5. The Doom that Came to Sarnath
This cover is great. It has a dark wizard casting some kind of spell on a cloudy day. In the front there are totems made from sticks, twine and human remains. The reader can see that some doom came but now they want to know things like: “How did the doom come?” and “What can I do to stop that doom from coming over here?”
4. The Haunter of the Dark
There is a lot to cover here. I think the best place to start is the two figures on the landscape. They think they know what’s going on but they don’t know jack. Just below their feet is some sort of disembodied head with tentacles living in a cave with a frogman.
3. The Horror in Museum
This chick went to the museum. She probably wanted to learn something or better herself in some way. But the only lesson she got was the final lesson from a three eyed crab man in a cape (who may be a king or something due to his throne).
2. At The Mountains of Madness
This cover features what madness would look like if it took physical shape.
1. The Dream-Quest of Unknown Kadath

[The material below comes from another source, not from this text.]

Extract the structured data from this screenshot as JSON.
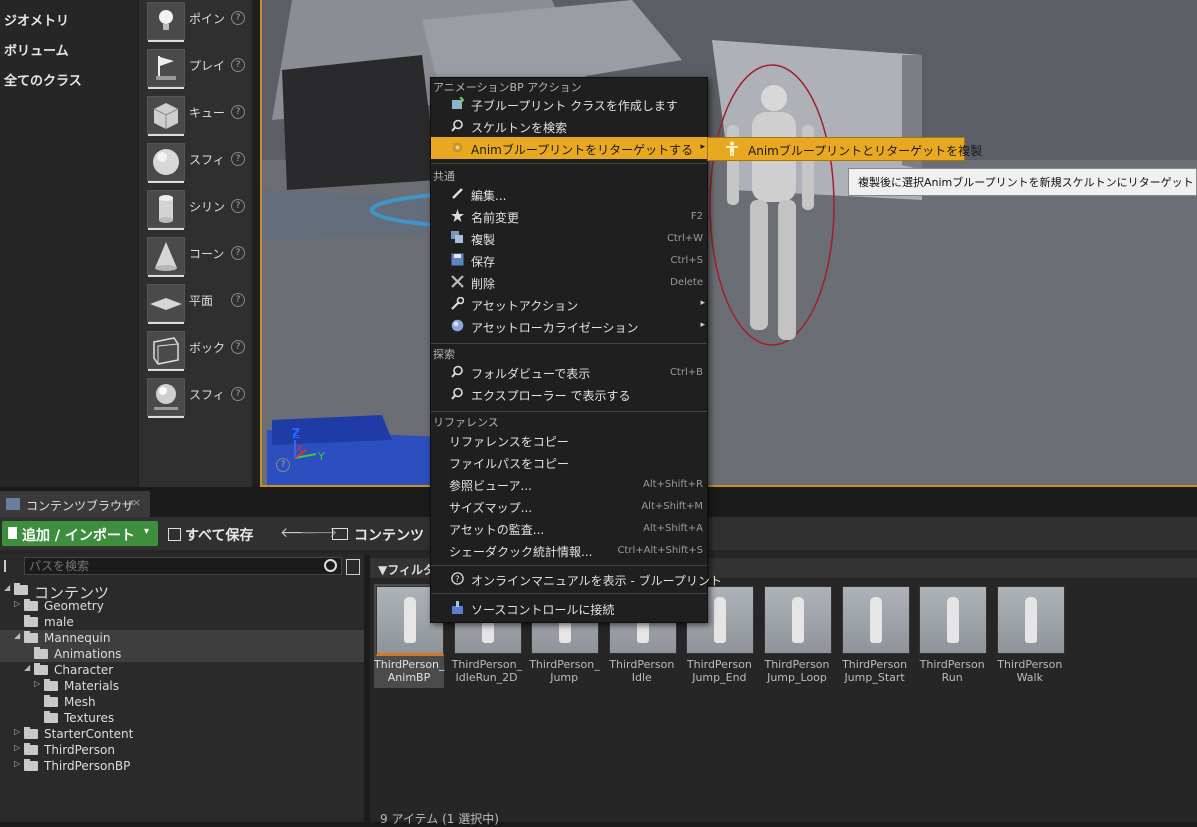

This is pretty much all you need: A twisted spire of pained human faces all screaming in unison. The perfect cover.

 – Joe Worthen, Lookout Intern